That’s correct: nobody knew. A week later, I asked again, and got the same response. And the scary thing is, nobody else had asked before. That tells me people don’t know any better and/or they’re just doing guesswork on the weights – as I did – both of which involve people putting themselves at long-term and/or short-term risk.
There is one unifying thing about the Cornell gyms though, and that is the range of free weights. I’m a big proponent of free weights. Of course, you can’t actually get a balanced workout in exercising strictly with free weights, that’s why you need good machines and other equipment. So, that’s not very helpful.
And now, I’m going to throw a wrench into this mess … literally, because it’s also common to find equipment broken, with a big red sign on white paper that warns people to stay away. It means there’s even less equipment to work with, and to make matter worse, repairs usually take awhile. I’m not talking hours or days, I’m talking about weeks. It took Cornell Fitness Centers a month to get a simple adjustable cable machine fixed in Noyes. Given that people probably aren’t rotating gyms, they’re just being put at even greater risk of injury by this delay.
Finally, let’s not forget the gyms are a part of the wellness and mental health programs. If we don’t have adequate gyms, with adequate space, it has an impact on people. If people are discouraged from going to the gym, it’s not going to help mental health. If people get injured at the gym – and I have no numbers about injuries, of course – it’s certainly going to stick with them.
Forget the fact that a number of the mini-lockers for valuables don’t have keys with working clothespins so you won’t lose them, or that there often aren’t enough cubbies, forcing people to leave valuables/clothes/etc. lying around or just in the way at the gym (don’t trip!). My friends at schools around the country often talk about the expansive weight rooms, all over campus, that their universities have. My brother, a freshman at University of Wisconsin, brags about the awesome gyms regularly. (I have seen one, firsthand, and I was awestruck.) I have also seen or been told of many of our Ivy peer institutions’ gyms, and let me tell you, we are not exactly leading the pack in that department.

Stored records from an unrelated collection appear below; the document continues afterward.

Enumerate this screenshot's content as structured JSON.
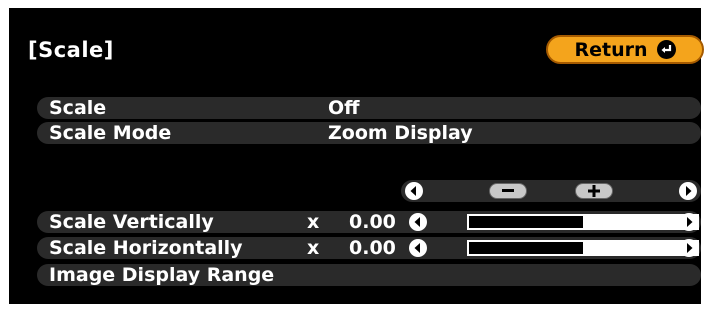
{
  "menu": {
    "title": "[Scale]",
    "return_label": "Return",
    "items": [
      {
        "label": "Scale",
        "value": "Off"
      },
      {
        "label": "Scale Mode",
        "value": "Zoom Display"
      }
    ],
    "adjust": {
      "rows": [
        {
          "label": "Scale Vertically",
          "x_mark": "x",
          "value": "0.00",
          "level": 0.5
        },
        {
          "label": "Scale Horizontally",
          "x_mark": "x",
          "value": "0.00",
          "level": 0.5
        }
      ]
    },
    "last_item": {
      "label": "Image Display Range"
    }
  },
  "icons": {
    "return": "enter-icon",
    "left": "left-arrow-icon",
    "right": "right-arrow-icon",
    "minus": "minus-icon",
    "plus": "plus-icon"
  },
  "colors": {
    "background": "#000000",
    "row": "#2a2a2a",
    "return_button": "#f4a41c",
    "text": "#ffffff"
  }
}
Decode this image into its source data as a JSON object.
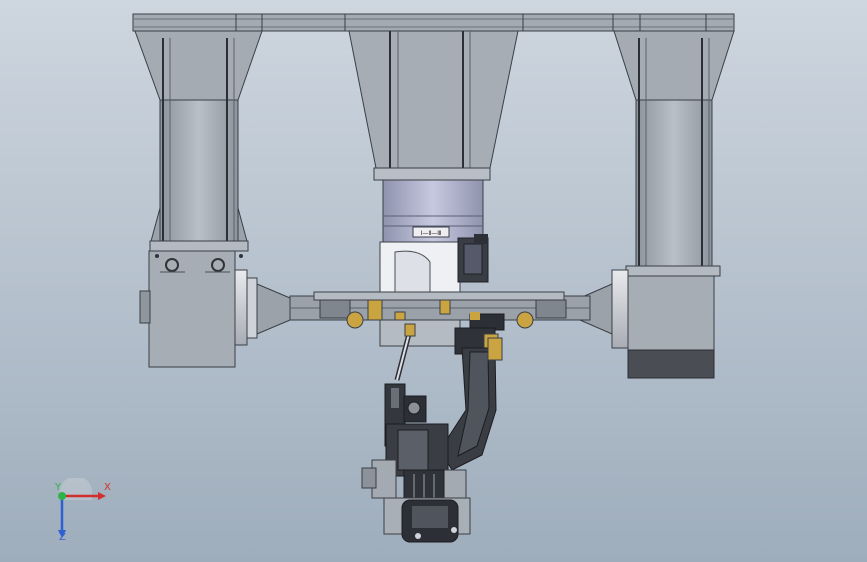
{
  "viewport": {
    "background_top": "#ced6df",
    "background_bottom": "#9eadbc"
  },
  "model": {
    "steel_color": "#9aa2ab",
    "motor_color": "#a8acc7",
    "brass_color": "#c9a441",
    "dark_color": "#2c2f36"
  },
  "motor_plate_text": "I—Ⅱ—Ⅲ",
  "triad": {
    "x_label": "X",
    "y_label": "Y",
    "z_label": "Z",
    "x_color": "#d0312d",
    "y_color": "#2fb24a",
    "z_color": "#2f5fd3"
  }
}
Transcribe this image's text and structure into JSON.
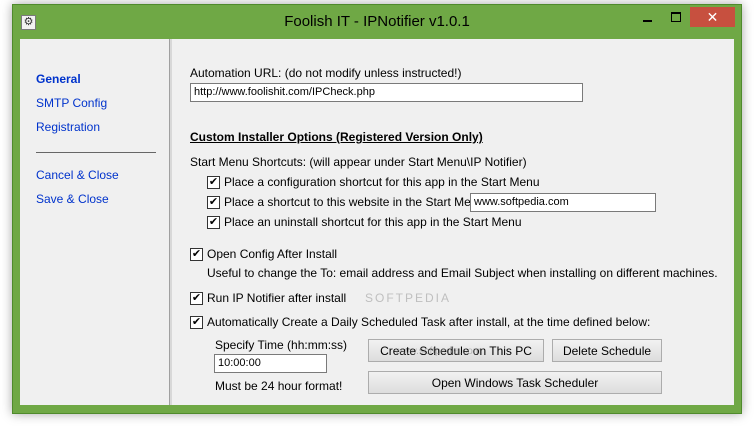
{
  "window": {
    "title": "Foolish IT - IPNotifier   v1.0.1",
    "close_glyph": "✕",
    "icon_glyph": "⚙"
  },
  "nav": {
    "items": [
      "General",
      "SMTP Config",
      "Registration"
    ],
    "actions": [
      "Cancel & Close",
      "Save & Close"
    ]
  },
  "main": {
    "automation_url_label": "Automation URL:  (do not modify unless instructed!)",
    "automation_url_value": "http://www.foolishit.com/IPCheck.php",
    "custom_heading": "Custom Installer Options  (Registered Version Only)",
    "start_menu_label": "Start Menu Shortcuts:  (will appear under Start Menu\\IP Notifier)",
    "shortcut_config": {
      "label": "Place a configuration shortcut for this app in the Start Menu",
      "checked": true
    },
    "shortcut_website": {
      "label": "Place a shortcut to this website in the Start Menu:",
      "checked": true,
      "value": "www.softpedia.com"
    },
    "shortcut_uninstall": {
      "label": "Place an uninstall shortcut for this app in the Start Menu",
      "checked": true
    },
    "open_config": {
      "label": "Open Config After Install",
      "checked": true
    },
    "open_config_hint": "Useful to change the To: email address and Email Subject when installing on different machines.",
    "run_after": {
      "label": "Run IP Notifier after install",
      "checked": true
    },
    "auto_task": {
      "label": "Automatically Create a Daily Scheduled Task after install, at the time defined below:",
      "checked": true
    },
    "specify_time_label": "Specify Time (hh:mm:ss)",
    "time_value": "10:00:00",
    "time_hint": "Must be 24 hour format!",
    "create_schedule_button": "Create Schedule on This PC",
    "delete_schedule_button": "Delete Schedule",
    "open_scheduler_button": "Open Windows Task Scheduler"
  },
  "watermark": {
    "main": "SOFTPEDIA",
    "url": "www.softpedia.com"
  },
  "check_glyph": "✔"
}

Sure, we might need all the money we can get right now for other, significantly more important things than gyms on campus. But if you’re going to do something, at least do it right. Don’t provide inadequate facilities or equipment, putting students at risk or making their lives difficult. I hope the new Helen Newman will be a positive step instead of adding to this problem.